IME Causation: Insufficient Testimony
By: Steven Babitsky, Esq.
Sanchez v. NATIONAL DISTRIBUTING COMPANY, NM: Court of Appeals 2012
The New Mexico Court of Appeals dealt with the “possibility” testimony of an IME physician on the issue of causation.
The testimony in question was as follows:
Burney testified as follows:
Q: Do you believe that Mr. Sanchez’s subsequent employment at Keller’s Meat Market [sic] could have contributed to the worsening of his knee condition?
A: Oh, yes. I think so.
. . .
Q:. . . Is it your testimony that [W]orker’s subsequent employer, Keller’s Meat Market [sic], is at least partially responsible for his worsening knee conditions?
A: I would think so. I think that the nature of his employment, I’m sure, probably aggravated the osteoarthritis. Like I said, I don’t think I’m wise enough to apportion it, but I think that both of his jobs, I think contributed to the problem that he has.
Q: Is that your opinion to a reasonable degree of medical probability?
Dr. Burney gave a second deposition on November 1, 2010. There, he addressed his previous testimony given on July 27, 2009, quoted above:
A: The question was: “Do you believe that Mr. Sanchez’s subsequent employment at Keller’s Meat Market [sic] could have contributed to the worsening of his knee condition?”
And my answer was: “Oh, yes. I think so.” It says “could have.”
Q: Has your opinion changed that his employment at Keller’s could have worsened the condition of his knees?
A: Well, I still think it could have. But if it was to come to the question of reasonable medical probability, I don’t think I could testify at that level of certainty.

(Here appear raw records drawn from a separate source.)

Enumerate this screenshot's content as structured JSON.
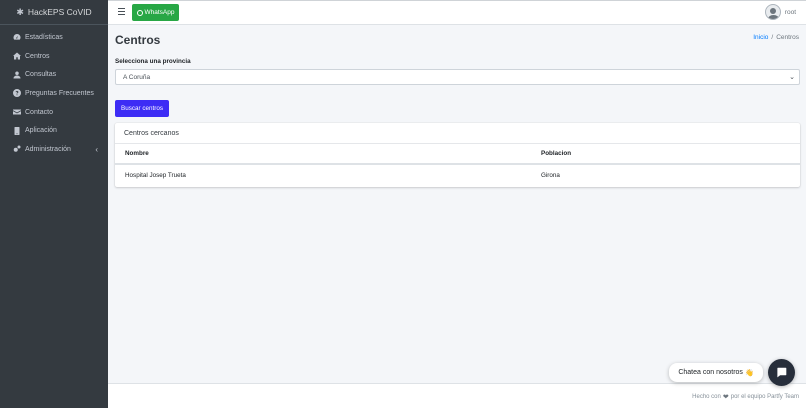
{
  "brand": {
    "name": "HackEPS CoVID",
    "icon": "virus-icon"
  },
  "sidebar": {
    "items": [
      {
        "label": "Estadísticas",
        "icon": "tachometer-icon"
      },
      {
        "label": "Centros",
        "icon": "home-icon"
      },
      {
        "label": "Consultas",
        "icon": "user-icon"
      },
      {
        "label": "Preguntas Frecuentes",
        "icon": "question-circle-icon"
      },
      {
        "label": "Contacto",
        "icon": "envelope-icon"
      },
      {
        "label": "Aplicación",
        "icon": "mobile-icon"
      },
      {
        "label": "Administración",
        "icon": "cogs-icon",
        "chevron": "‹"
      }
    ]
  },
  "header": {
    "whatsapp_label": "WhatsApp",
    "user_name": "root"
  },
  "page": {
    "title": "Centros",
    "breadcrumb": {
      "home": "Inicio",
      "separator": "/",
      "current": "Centros"
    }
  },
  "form": {
    "province_label": "Selecciona una provincia",
    "province_selected": "A Coruña",
    "search_button": "Buscar centros"
  },
  "results": {
    "title": "Centros cercanos",
    "columns": [
      "Nombre",
      "Poblacion"
    ],
    "rows": [
      {
        "nombre": "Hospital Josep Trueta",
        "poblacion": "Girona"
      }
    ]
  },
  "footer": {
    "prefix": "Hecho con",
    "suffix": "por el equipo Partfy Team"
  },
  "chat": {
    "bubble_text": "Chatea con nosotros",
    "emoji": "👋"
  },
  "colors": {
    "sidebar_bg": "#343a40",
    "whatsapp_green": "#28a745",
    "primary_button": "#3d2cf5",
    "link_blue": "#007bff",
    "chat_button": "#272e3b"
  }
}
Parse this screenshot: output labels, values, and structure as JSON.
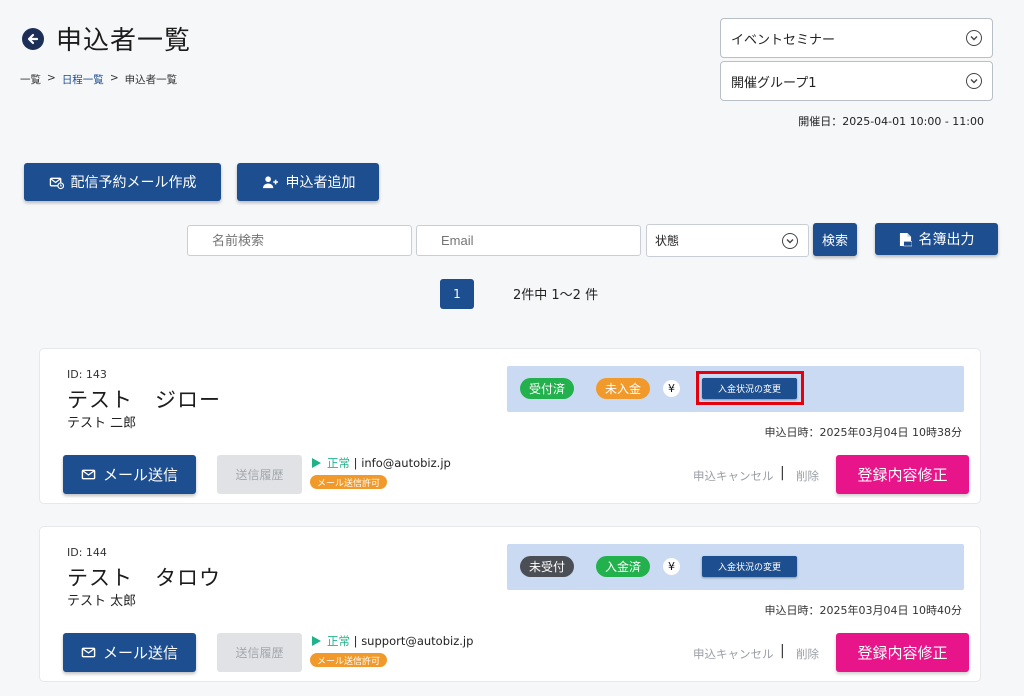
{
  "header": {
    "title": "申込者一覧",
    "back_icon": "arrow-left-circle-icon"
  },
  "breadcrumb": [
    "一覧",
    ">",
    "日程一覧",
    ">",
    "申込者一覧"
  ],
  "selects": {
    "event": "イベントセミナー",
    "group": "開催グループ1"
  },
  "event_date": "開催日：2025-04-01 10:00 - 11:00",
  "actions": {
    "scheduled_mail": "配信予約メール作成",
    "add_applicant": "申込者追加"
  },
  "search": {
    "name_placeholder": "名前検索",
    "email_placeholder": "Email",
    "state_label": "状態",
    "search_button": "検索",
    "export_button": "名簿出力"
  },
  "pagination": {
    "current_page": "1",
    "summary": "2件中 1〜2 件"
  },
  "applicants": [
    {
      "id_label": "ID:",
      "id": "143",
      "name": "テスト　ジロー",
      "name_kanji": "テスト 二郎",
      "reception_status": "受付済",
      "payment_status": "未入金",
      "yen": "¥",
      "payment_change_button": "入金状況の変更",
      "applied_at": "申込日時：2025年03月04日 10時38分",
      "mail_button": "メール送信",
      "history_button": "送信履歴",
      "mail_state": "正常",
      "email": "info@autobiz.jp",
      "mail_permission": "メール送信許可",
      "cancel_link": "申込キャンセル",
      "separator": "|",
      "delete_link": "削除",
      "edit_button": "登録内容修正"
    },
    {
      "id_label": "ID:",
      "id": "144",
      "name": "テスト　タロウ",
      "name_kanji": "テスト 太郎",
      "reception_status": "未受付",
      "payment_status": "入金済",
      "yen": "¥",
      "payment_change_button": "入金状況の変更",
      "applied_at": "申込日時：2025年03月04日 10時40分",
      "mail_button": "メール送信",
      "history_button": "送信履歴",
      "mail_state": "正常",
      "email": "support@autobiz.jp",
      "mail_permission": "メール送信許可",
      "cancel_link": "申込キャンセル",
      "separator": "|",
      "delete_link": "削除",
      "edit_button": "登録内容修正"
    }
  ],
  "colors": {
    "primary": "#1d4e8f",
    "accept_green": "#22b14c",
    "unpaid_orange": "#f19a2b",
    "unaccepted_gray": "#4b4f55",
    "edit_pink": "#e7148a",
    "highlight_red": "#e4000f",
    "status_bar_bg": "#c9daf2"
  }
}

The court found the testimony of the IME physician legally insufficient and affirmed the denial of benefits.